  14.     var id = expression.NameBuilder(htmlHelper.ViewData.Model);
  15.     var value = ModelMetadata.FromLambdaExpression(expression, htmlHelper.ViewData).Model;
  16.     var sb = newStringBuilder();
  17.     sb.AppendFormat(“<input id=’{0}‘ type=’color’ value=’{1}‘/>”, id, value);
  18.     sb.AppendLine(“<script>”);
  19.     sb.AppendFormat(“$(‘#{0}‘).kendoColorPicker({{ messages: {{ apply: ‘OK’, cancel: ‘Annuleren’ }} }})”, id);
  20.     sb.AppendLine(“</script>”);
  21.     returnMvcHtmlString.Create(sb.ToString());
  22. }

The captions are set to OK and annuleren. For now hard coded.

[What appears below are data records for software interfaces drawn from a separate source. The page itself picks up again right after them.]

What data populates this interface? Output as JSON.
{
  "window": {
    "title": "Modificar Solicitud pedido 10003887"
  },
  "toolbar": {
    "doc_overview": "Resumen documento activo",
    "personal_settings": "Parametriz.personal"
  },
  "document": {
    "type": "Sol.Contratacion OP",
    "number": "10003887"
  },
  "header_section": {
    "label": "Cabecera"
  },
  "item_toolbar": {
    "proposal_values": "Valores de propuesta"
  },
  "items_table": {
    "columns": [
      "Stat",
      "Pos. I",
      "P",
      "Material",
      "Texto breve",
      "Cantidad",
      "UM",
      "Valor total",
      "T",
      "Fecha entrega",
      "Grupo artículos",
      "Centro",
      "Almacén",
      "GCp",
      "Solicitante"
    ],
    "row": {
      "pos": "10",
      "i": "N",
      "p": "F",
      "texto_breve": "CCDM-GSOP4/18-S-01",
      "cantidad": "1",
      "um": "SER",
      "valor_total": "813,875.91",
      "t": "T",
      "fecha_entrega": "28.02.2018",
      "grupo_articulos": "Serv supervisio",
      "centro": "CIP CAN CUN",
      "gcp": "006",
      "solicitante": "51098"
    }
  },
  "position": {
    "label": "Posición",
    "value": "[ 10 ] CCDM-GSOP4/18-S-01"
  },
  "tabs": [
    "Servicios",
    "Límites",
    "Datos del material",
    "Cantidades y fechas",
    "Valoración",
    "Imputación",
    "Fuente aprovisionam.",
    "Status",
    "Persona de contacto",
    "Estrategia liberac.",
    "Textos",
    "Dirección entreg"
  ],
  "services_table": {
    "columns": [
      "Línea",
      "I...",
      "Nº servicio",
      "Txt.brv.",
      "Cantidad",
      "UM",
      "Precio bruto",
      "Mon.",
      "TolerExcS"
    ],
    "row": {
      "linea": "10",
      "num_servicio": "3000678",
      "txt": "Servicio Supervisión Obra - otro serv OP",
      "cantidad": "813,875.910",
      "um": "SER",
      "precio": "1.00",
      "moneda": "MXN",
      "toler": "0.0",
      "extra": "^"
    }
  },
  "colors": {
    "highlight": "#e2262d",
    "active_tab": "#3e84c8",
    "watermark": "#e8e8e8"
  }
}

The NameBuilder method is the one from one of my previous stories. It is used to generate an unique id.

Small gotchas

So far mixing Kendo and the classical suite works well. We had two small gotchas so far.

  • Window stacking. In the mvc suite you can stack windows on top of each other. A popup in a popup, In the Kendo suite you can do that as well. This stacking is done using high z-index-es. The classical suite uses a higher range than Kendo. Resulting in a Kendo popup window launched from a classic window appearing behind it’s originator. You cannot stack Kendo and classical windows. Thanks goodness changing from classical window to Kendo window is no big deal.
  • Ajax forms. As mentioned inputs using Kendo components will exclude the edited fields from the ajax postdata. In our app we are switching to posting the data straight from script, using our postdata extension. Far more flexible and no more need for a form.

Winding down

Finding out the way the classical suite and Kendo require jQuery was somewhat of a hurdle. But now all works well and we can convert all further code at our pace. And please our users with a better look and feel. The way the Kendo window automatically adjusts to the size of it’s content is worth the migration on itself.

Posted in Uncategorized | Leave a comment